What to work on → All pictures must be dropped, while the entries are given again word for word.

Study material →
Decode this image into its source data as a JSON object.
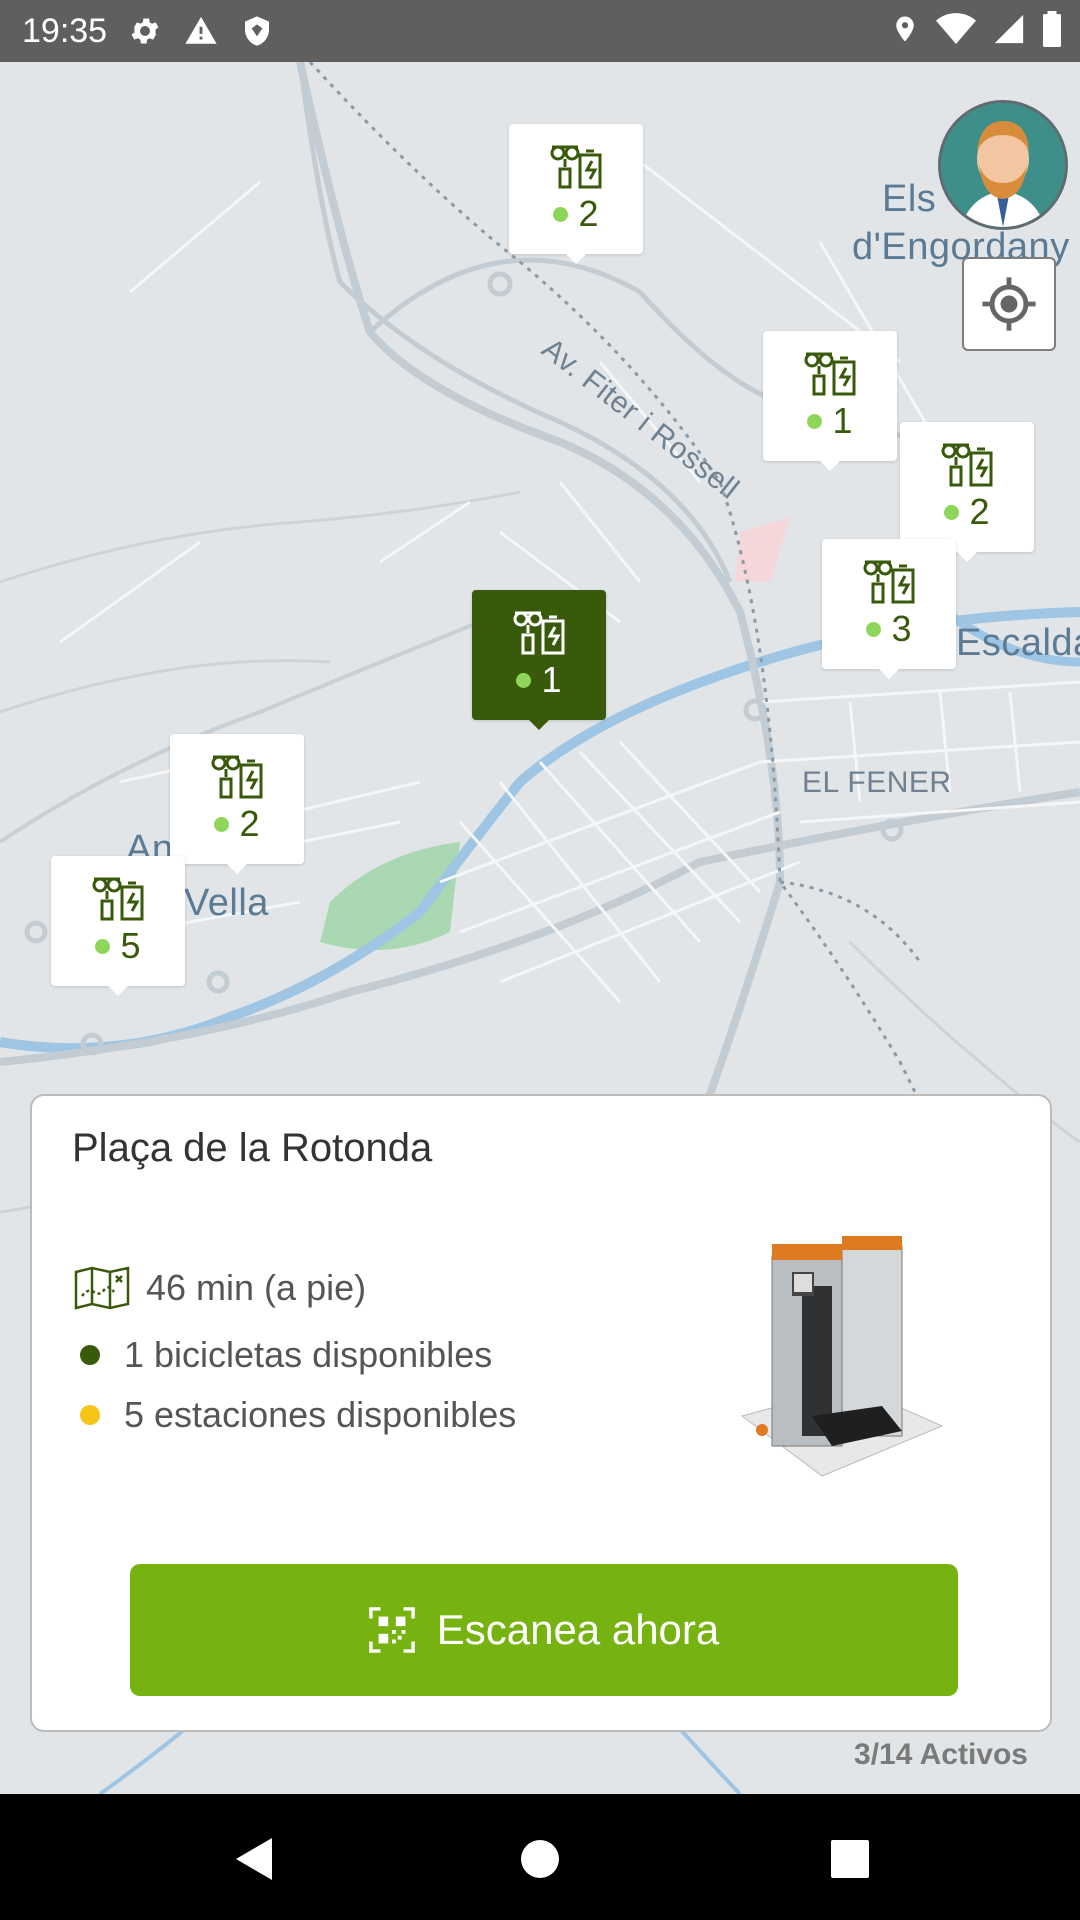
{
  "status_bar": {
    "time": "19:35",
    "left_icons": [
      "settings-icon",
      "warning-icon",
      "shield-icon"
    ],
    "right_icons": [
      "location-icon",
      "wifi-icon",
      "signal-icon",
      "battery-icon"
    ]
  },
  "map": {
    "labels": {
      "engordany_1": "Els",
      "engordany_2": "d'Engordany",
      "street": "Av. Fiter i Rossell",
      "escaldes": "Escalda",
      "el_fener": "EL FENER",
      "andorra_1": "Andorra",
      "andorra_2": "Vella"
    },
    "markers": [
      {
        "count": "2",
        "active": false
      },
      {
        "count": "1",
        "active": false
      },
      {
        "count": "2",
        "active": false
      },
      {
        "count": "3",
        "active": false
      },
      {
        "count": "1",
        "active": true
      },
      {
        "count": "2",
        "active": false
      },
      {
        "count": "5",
        "active": false
      }
    ],
    "marker_dot_color": "#8ed65a",
    "active_marker_color": "#3a5a0b"
  },
  "card": {
    "station_name": "Plaça de la Rotonda",
    "walk_time": "46 min (a pie)",
    "bikes_available": "1 bicicletas disponibles",
    "stations_available": "5 estaciones disponibles",
    "bikes_bullet_color": "#3a5a0b",
    "stations_bullet_color": "#f5c518",
    "scan_button": "Escanea ahora",
    "scan_button_color": "#76b310"
  },
  "footer": {
    "active_count": "3/14 Activos"
  },
  "nav": {
    "back": "back-icon",
    "home": "home-icon",
    "recents": "recents-icon"
  }
}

Your response →
Decode this image into its source data as a JSON object.
{
  "status_bar": {
    "time": "19:35",
    "left_icons": [
      "settings-icon",
      "warning-icon",
      "shield-icon"
    ],
    "right_icons": [
      "location-icon",
      "wifi-icon",
      "signal-icon",
      "battery-icon"
    ]
  },
  "map": {
    "labels": {
      "engordany_1": "Els",
      "engordany_2": "d'Engordany",
      "street": "Av. Fiter i Rossell",
      "escaldes": "Escalda",
      "el_fener": "EL FENER",
      "andorra_1": "Andorra",
      "andorra_2": "Vella"
    },
    "markers": [
      {
        "count": "2",
        "active": false
      },
      {
        "count": "1",
        "active": false
      },
      {
        "count": "2",
        "active": false
      },
      {
        "count": "3",
        "active": false
      },
      {
        "count": "1",
        "active": true
      },
      {
        "count": "2",
        "active": false
      },
      {
        "count": "5",
        "active": false
      }
    ],
    "marker_dot_color": "#8ed65a",
    "active_marker_color": "#3a5a0b"
  },
  "card": {
    "station_name": "Plaça de la Rotonda",
    "walk_time": "46 min (a pie)",
    "bikes_available": "1 bicicletas disponibles",
    "stations_available": "5 estaciones disponibles",
    "bikes_bullet_color": "#3a5a0b",
    "stations_bullet_color": "#f5c518",
    "scan_button": "Escanea ahora",
    "scan_button_color": "#76b310"
  },
  "footer": {
    "active_count": "3/14 Activos"
  },
  "nav": {
    "back": "back-icon",
    "home": "home-icon",
    "recents": "recents-icon"
  }
}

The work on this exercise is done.